First, tell employees the bad news. Make sure they know what is happening and hear it from you, not the grapevine or the media. Communicate frequently and honestly, including providing the real numbers of staff reductions.

Ask employees if they would be willing to take a pay cut or accrue additional time off to reduce payroll costs so that more employees can be retained.

Offer employees increased flexibility. Many employers are giving workers more freedom to set their hours, compress their work week and telecommute. 

Give back to employees where you can by offering flextime, additional vacation time and increased responsibilities, not just more work.

Provide programs to help employees deal with stress. Those employees who survive a downsizing are required to do more work. Moreover, some of the employees that have survived have such restricted hours they can’t pay their bills. 

Finally, salaries must be frozen, extraneous programs cut, even benefits reduced. 

“Fix” the incentive plan. An incentive plan is put in place to reward and motivate employees. But if talented employees have no chance of earning incentive dollars because of marketplace changes the plan begins to have a negative effect on staff morale and retention. 

Retaining key employees

In addition to retention of the employee base, special emphasis needs to be placed on developing stronger retention programs for employees who are critical to the company’s success. Companies need to make sure these employees are not vulnerable to the aggressive offers that will likely come their way.

The most common elements in traditional employee incentive plans have been annual bonuses based on financial performance and stock options. But the poor financial performance of gaming companies and the drop in value of their stocks have made these traditional benefits somewhat ineffective. 

Hay Group recently conducted a global research study in order to assist organizations with understanding the extent to which companies have altered or are considering altering their reward programs. A total of 2,589 organizations from 91 countries across six continents participated in this study, demonstrating that the effects of the downturn are being felt worldwide. The majority of the strategies discussed earlier in this article are being implemented worldwide. However, it is important to note that when respondents were asked to list their organization’s biggest concerns regarding key employees during this challenging time, they fear losing top talent and critical skills.
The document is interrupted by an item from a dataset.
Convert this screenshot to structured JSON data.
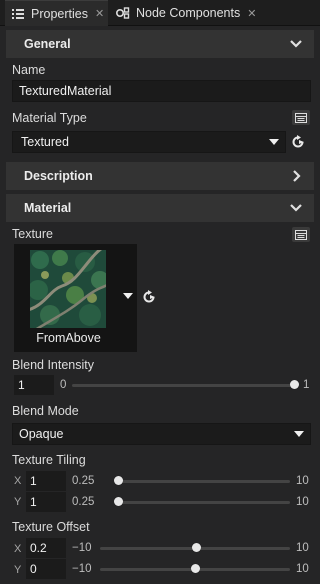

To keep their very best and most critical employees companies should consider providing aggressive incentive plans that:
  • Guarantee minimum year-end performance-based bonuses in key areas other than EBITA, such as service enhancement, cost-efficiency and innovation.
  • Grant more stock options/shares/units and consider changing the mix of options/shares/units.
  • Reduce the performance criteria for vesting.
  • Provide employment contracts as a cost-free way to show employees how valuable they are to the company. (A program like this will obviously cost money, but it makes sense for certain highly skilled employees.) 

The credibility factor

Human resource leaders understand that the current economic climate has significantly influenced the way they must structure, recruit, retain and motivate their workforces. They are expected to have a tangible impact on the profitability of their business.

It is critical to keep employees motivated during these times. Organizations have the opportunity to take a hard look at the intent, design and implementation of their HR programs. Those that think strategically and creatively will emerge in a position of strength to take advantage of the future upturn.

HRM technology solutions can help savvy HR professionals strategically manage through the crisis and prepare as the economy inevitably rises. Trends that HR professionals must embrace in 2009 include: managing and developing talent, HRM analytics, Web 2.0, on-boarding and implementing a technology strategy to do more with less.